WHY NATURAL DYES?
Before the invention of synthetic dyes in the 19th century, the world wasn’t black and white. It was full of bright colors extracted from the bounty around us; from leaves, flowers, fruits, roots, and bark. Today most of these plants can be grown in a sustainable way and used to dye fabric and yarn with minor impact in the environment, to the dyer, and to the user. Not to mention that a lot of sources for natural dyes are actually wasted by modern cultures, including onion skins, carrot tops and, rhubarb leaves.
WHAT DOES SEWING SEEDS DO?
Some of Sewing Seeds actions and projects in development are to:
- Build Natural Dyes Gardens in public spaces, such as community gardens, to be used freely for education and research;
- Create educational resource tools on natural dyes to be freely available to wide audience and can be used as a source of inspiration and of accurate information;
- Lay the groundwork for the local production of natural plant dyes and naturally-dyed yarns;
- Establish collaborative relationships with organizations in our community, including parks, gardens and schools.
SEWING SEEDS PROJECTS
Sewing Seeds introduced the Garden Residency in the Summer of 2013. The Garden Residency grants one artist or designer the opportunity to develop an outdoor art project related with natural dyes, during the month of August.

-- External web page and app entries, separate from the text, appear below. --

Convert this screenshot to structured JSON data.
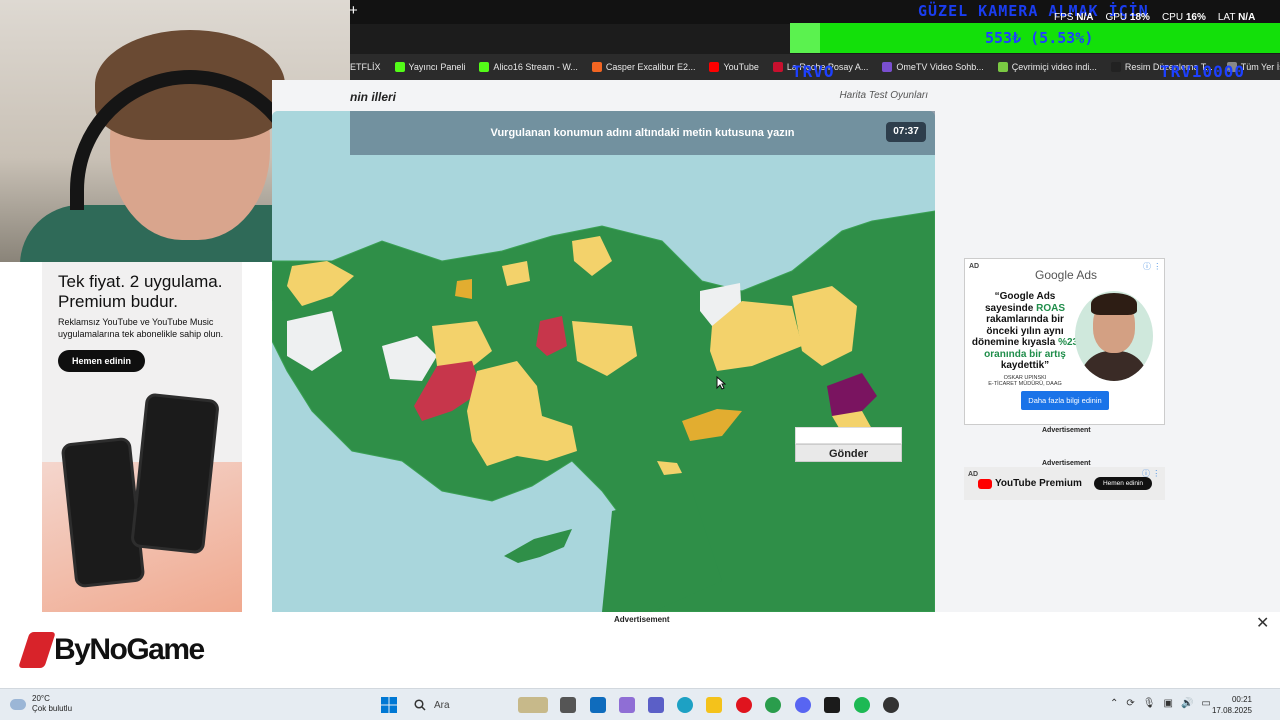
{
  "browser": {
    "new_tab": "+",
    "bookmarks": [
      {
        "label": "ETFLİX",
        "color": "#e50914"
      },
      {
        "label": "Yayıncı Paneli",
        "color": "#53fc18"
      },
      {
        "label": "Alico16 Stream - W...",
        "color": "#53fc18"
      },
      {
        "label": "Casper Excalibur E2...",
        "color": "#f26522"
      },
      {
        "label": "YouTube",
        "color": "#ff0000"
      },
      {
        "label": "La Roche Posay A...",
        "color": "#c8102e"
      },
      {
        "label": "OmeTV Video Sohb...",
        "color": "#7a4fd0"
      },
      {
        "label": "Çevrimiçi video indi...",
        "color": "#7ac943"
      },
      {
        "label": "Resim Düzenleme T...",
        "color": "#222222"
      },
      {
        "label": "Tüm Yer İşaretleri",
        "color": "#888888"
      }
    ]
  },
  "overlay": {
    "title": "GÜZEL KAMERA ALMAK İÇİN",
    "fps_label": "FPS",
    "fps_value": "N/A",
    "gpu_label": "GPU",
    "gpu_value": "18%",
    "cpu_label": "CPU",
    "cpu_value": "16%",
    "lat_label": "LAT",
    "lat_value": "N/A",
    "donation": "553₺ (5.53%)",
    "trvo_left": "TRVO",
    "trvo_right": "TRV10000"
  },
  "page": {
    "title_fragment": "nin illeri",
    "site_link": "Harita Test Oyunları"
  },
  "game": {
    "prompt": "Vurgulanan konumun adını altındaki metin kutusuna yazın",
    "timer": "07:37",
    "answer_placeholder": "",
    "submit_label": "Gönder",
    "colors": {
      "sea": "#a9d6dc",
      "correct": "#2f8f48",
      "almost": "#f3d26b",
      "wrong": "#c7364b",
      "unanswered": "#eef0f1",
      "highlight": "#7a1460",
      "partial": "#e2ad30"
    }
  },
  "left_ad": {
    "headline": "Tek fiyat. 2 uygulama. Premium budur.",
    "subtext": "Reklamsız YouTube ve YouTube Music uygulamalarına tek abonelikle sahip olun.",
    "button": "Hemen edinin"
  },
  "right_ad": {
    "tag": "AD",
    "brand": "Google Ads",
    "text_before": "“Google Ads sayesinde ",
    "highlight1": "ROAS",
    "text_mid": " rakamlarında bir önceki yılın aynı dönemine kıyasla ",
    "highlight2": "%23 oranında bir artış",
    "text_after": " kaydettik”",
    "caption": "OSKAR UPINSKI\nE-TİCARET MÜDÜRÜ, DAAG",
    "button": "Daha fazla bilgi edinin",
    "advertisement_label_1": "Advertisement",
    "advertisement_label_2": "Advertisement",
    "yt_premium_tag": "AD",
    "yt_premium_logo": "YouTube Premium",
    "yt_premium_button": "Hemen edinin"
  },
  "bottom_ad": {
    "label": "Advertisement",
    "brand": "ByNoGame",
    "close": "✕"
  },
  "taskbar": {
    "temperature": "20°C",
    "condition": "Çok bulutlu",
    "search_placeholder": "Ara",
    "time": "00:21",
    "date": "17.08.2025"
  }
}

Our 2013 Garden Resident is artist Neil Goss. Neil is an environmental artist, focusing on fiber and clay processes, based in Lawrence, Kansas. As the first Sewing Seeds Garden Resident,he developed an art project in the Sewing Seeds Natural Dye Garden in Boroum Hill, utilizing the dye materials from the garden and traditional techniques such as back-strap weaving. See photos of Neil's project for the Sewing Seeds Garden here.

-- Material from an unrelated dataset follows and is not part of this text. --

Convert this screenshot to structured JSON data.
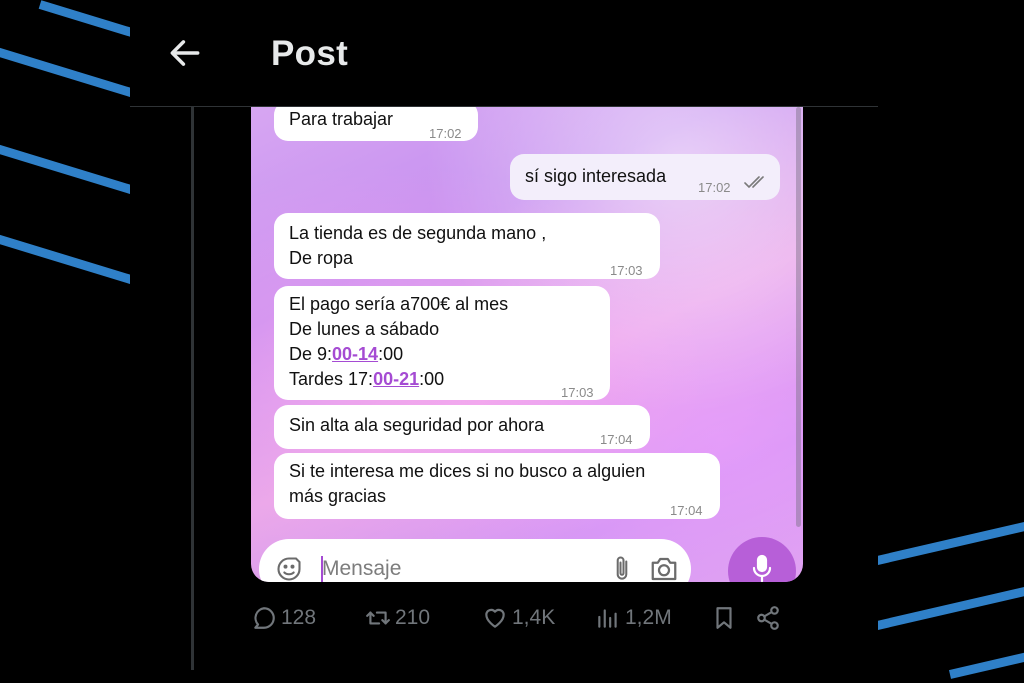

The Natural Dye Garden + Natural Dye Education Progam
Sewing Seeds collaboration with community gardens and public spaces have resulted in the development of Natural Dye Gardens. In these gardens, the public can interact and learn from a variety of plant species that are used to obtain color, all carefully labeled.
Our most recent Natural Dye Garden project was developed in a previous abandoned lot in the Boerum Hill neighborhood in Brooklyn, with the collaboration of FeedBack Farms, 596 Acres and Small Green Patch, during the gardening seasons of 2012 and 2013
The Garden occupied 800 square feet with a variety of dyeing plants. We started most of our plants from heirloom and organic seeds and we tendered them with totally chemical free practices. Our Garden also acted as a backdrop for free events and workshops about natural dyes and dyeing techniques, and our first Garden Art Residency. In addition, in 2012 Sewing Seeds developed the first East Coast CSA (Community Supported Agriculture) of natural dyes, through which we supplied members with locally grown vegetable dyes and workshops on how to use them. See photos of the garden and workshops here.
The Sewing Seeds Natural Dye Garden officially closed in November 2013. We’re sad to see this chapter end, but excited for the next season. Keep checking for updates.
We encourage submissions of projects and education proposals that integrate the garden space, Sewing Seeds mission, natural dyes, and promote community engagement and interactivity. All submissions, inquiries and suggestions should be sent to email@example.com
SEWING SEEDS IN THE NEWS
City Atlas New York, February 9th, 2012
SHFT, March 11th, 2012
Good, March 22nd, 2012
New York Times, April 4th, 2012
Ecco*Eco, April 5th, 2012
Design is... the blog, August 4th, 2012
Brooklyn Mag, July 25th, 2012
DNAinfo, September 12th, 2012
Village Voice, Best Of, October 4th, 2012
Thread Cult Podcast, December 16th, 2012